Print

Health Careers >> Browse Articles >> Medicine

+11

Career Guide: Physician Assistant

Career Guide: Physician Assistant

U.S. Dept. of Labor, Bureau of Labor Statistics

At a Glance

• Physician assistant programs usually last at least 2 years; admission requirements vary by program, but many require at least 2 years of college and some health care experience.
• All States require physician assistants to complete an accredited education program and to pass a national exam in order to obtain a license.
• Employment is projected to grow much faster than average as health care establishments increasingly use physician assistants to contain costs.
• Job opportunities should be good, particularly in rural and inner-city clinics.

Nature of the Work

Physician assistants (PAs) practice medicine under the supervision of physicians and surgeons. They should not be confused with Medical assistants, who perform routine clinical and clerical tasks. (Medical assistants are discussed elsewhere in the Handbook.) PAs are formally trained to provide diagnostic, therapeutic, and preventive health care services, as delegated by a physician. Working as members of the health care team, they take medical histories, examine and treat patients, order and interpret laboratory tests and x rays, and make diagnoses. They also treat minor injuries, by suturing, splinting, and casting. PAs record progress notes, instruct and counsel patients, and order or carry out therapy. In 48 States and the District of Columbia, physician assistants may prescribe some medications. In some establishments, a PA is responsible for managerial duties, such as ordering medical supplies or equipment and supervising technicians and assistants.

Physician assistants work under the supervision of a physician. However, PAs may be the principal care providers in rural or inner city clinics where a physician is present for only one or two days each week. In such cases, the PA confers with the supervising physician and other medical professionals as needed and as required by law. PAs also may make house calls or go to hospitals and nursing care facilities to check on patients, after which they report back to the physician.

The duties of physician assistants are determined by the supervising physician and by State law. Aspiring PAs should investigate the laws and regulations in the States in which they wish to practice.

Many PAs work in primary care specialties, such as general internal medicine, pediatrics, and family medicine.

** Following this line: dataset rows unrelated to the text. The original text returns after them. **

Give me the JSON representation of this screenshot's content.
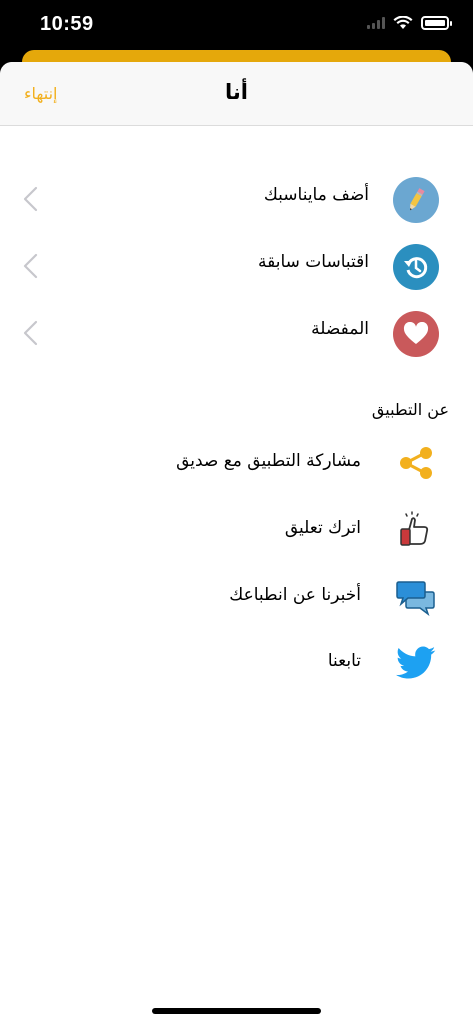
{
  "status_bar": {
    "time": "10:59",
    "cell_icon": "cellular-signal-icon",
    "wifi_icon": "wifi-icon",
    "battery_icon": "battery-icon"
  },
  "colors": {
    "accent": "#f2b01e",
    "back_card": "#e5a80b"
  },
  "nav": {
    "title": "أنا",
    "done_label": "إنتهاء"
  },
  "menu": [
    {
      "label": "أضف مايناسبك",
      "icon": "pencil-icon",
      "icon_bg": "#6ba7d1"
    },
    {
      "label": "اقتباسات سابقة",
      "icon": "history-icon",
      "icon_bg": "#2b8fbf"
    },
    {
      "label": "المفضلة",
      "icon": "heart-icon",
      "icon_bg": "#c9595b"
    }
  ],
  "about": {
    "header": "عن التطبيق",
    "items": [
      {
        "label": "مشاركة التطبيق مع صديق",
        "icon": "share-icon"
      },
      {
        "label": "اترك تعليق",
        "icon": "thumbs-up-icon"
      },
      {
        "label": "أخبرنا عن انطباعك",
        "icon": "chat-bubbles-icon"
      },
      {
        "label": "تابعنا",
        "icon": "twitter-icon"
      }
    ]
  }
}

Other specialty areas include general and thoracic surgery, emergency medicine, orthopedics, and geriatrics. PAs specializing in surgery provide preoperative and postoperative care and may work as first or second assistants during major surgery.


AllHealthcare School Finder

Save time in your search for a degree program. Use AllHealthcare's School Finder to locate schools online and in your area.


* In the event that we cannot find a program from one of our partner schools that matches your specific area of interest, we may show schools with similar or unrelated programs.